TASK DETAILS:
Print the entries exactly as they appear, and omit any images.

TASK DATA:

::::::::::

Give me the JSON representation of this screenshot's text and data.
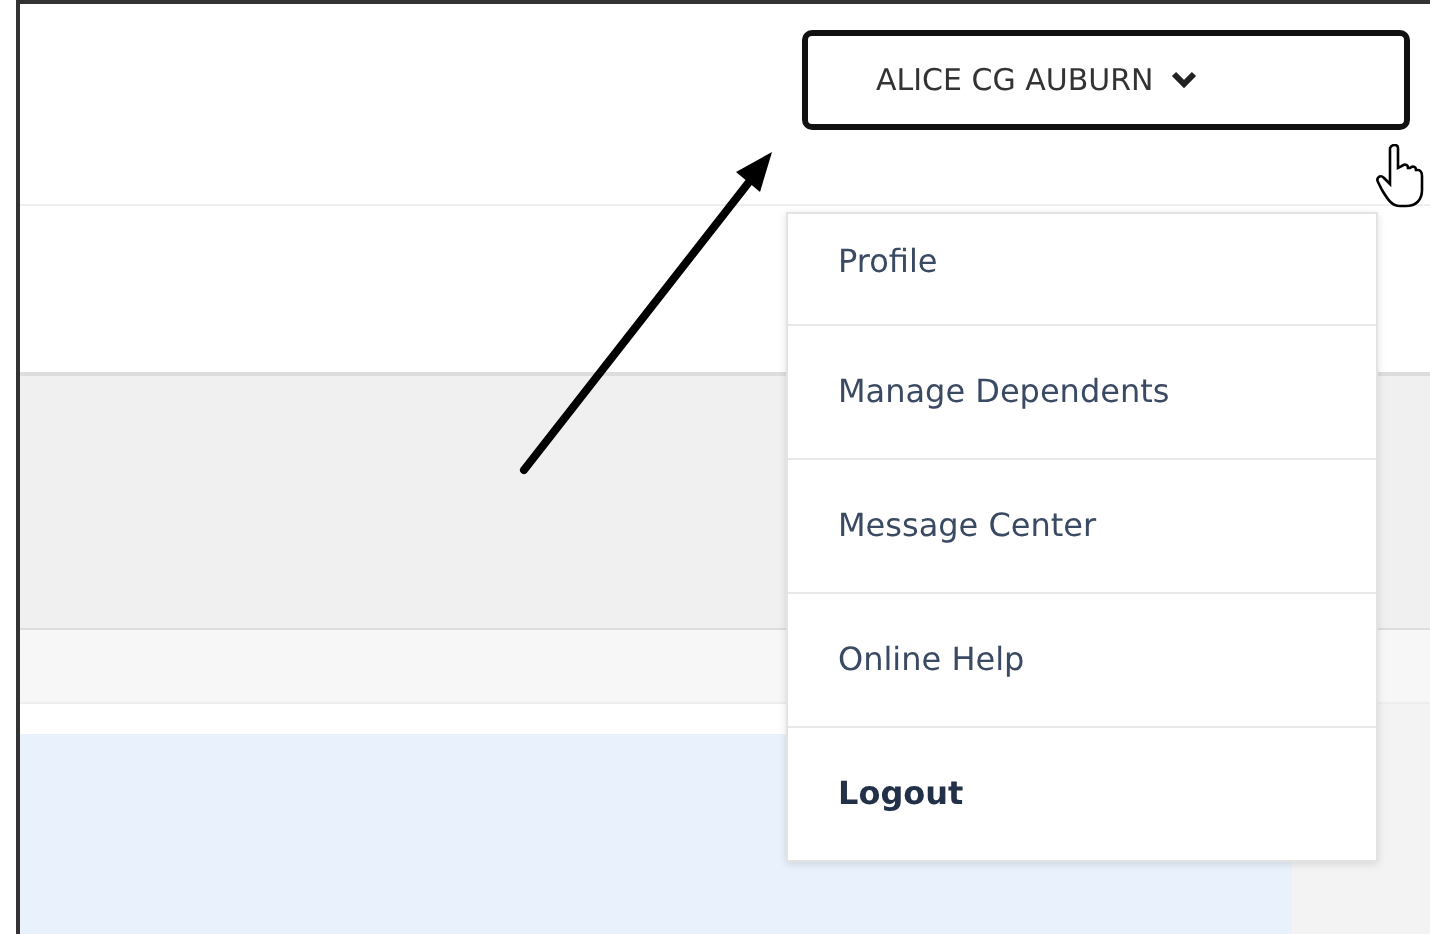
{
  "user_menu": {
    "label": "ALICE CG AUBURN",
    "expanded": true,
    "items": [
      {
        "label": "Profile",
        "kind": "link"
      },
      {
        "label": "Manage Dependents",
        "kind": "link"
      },
      {
        "label": "Message Center",
        "kind": "link"
      },
      {
        "label": "Online Help",
        "kind": "link"
      },
      {
        "label": "Logout",
        "kind": "action"
      }
    ]
  }
}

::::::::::

TASK RESPONSE:
Give me the JSON representation of this screenshot's text and data.
{
  "user_menu": {
    "label": "ALICE CG AUBURN",
    "expanded": true,
    "items": [
      {
        "label": "Profile",
        "kind": "link"
      },
      {
        "label": "Manage Dependents",
        "kind": "link"
      },
      {
        "label": "Message Center",
        "kind": "link"
      },
      {
        "label": "Online Help",
        "kind": "link"
      },
      {
        "label": "Logout",
        "kind": "action"
      }
    ]
  }
}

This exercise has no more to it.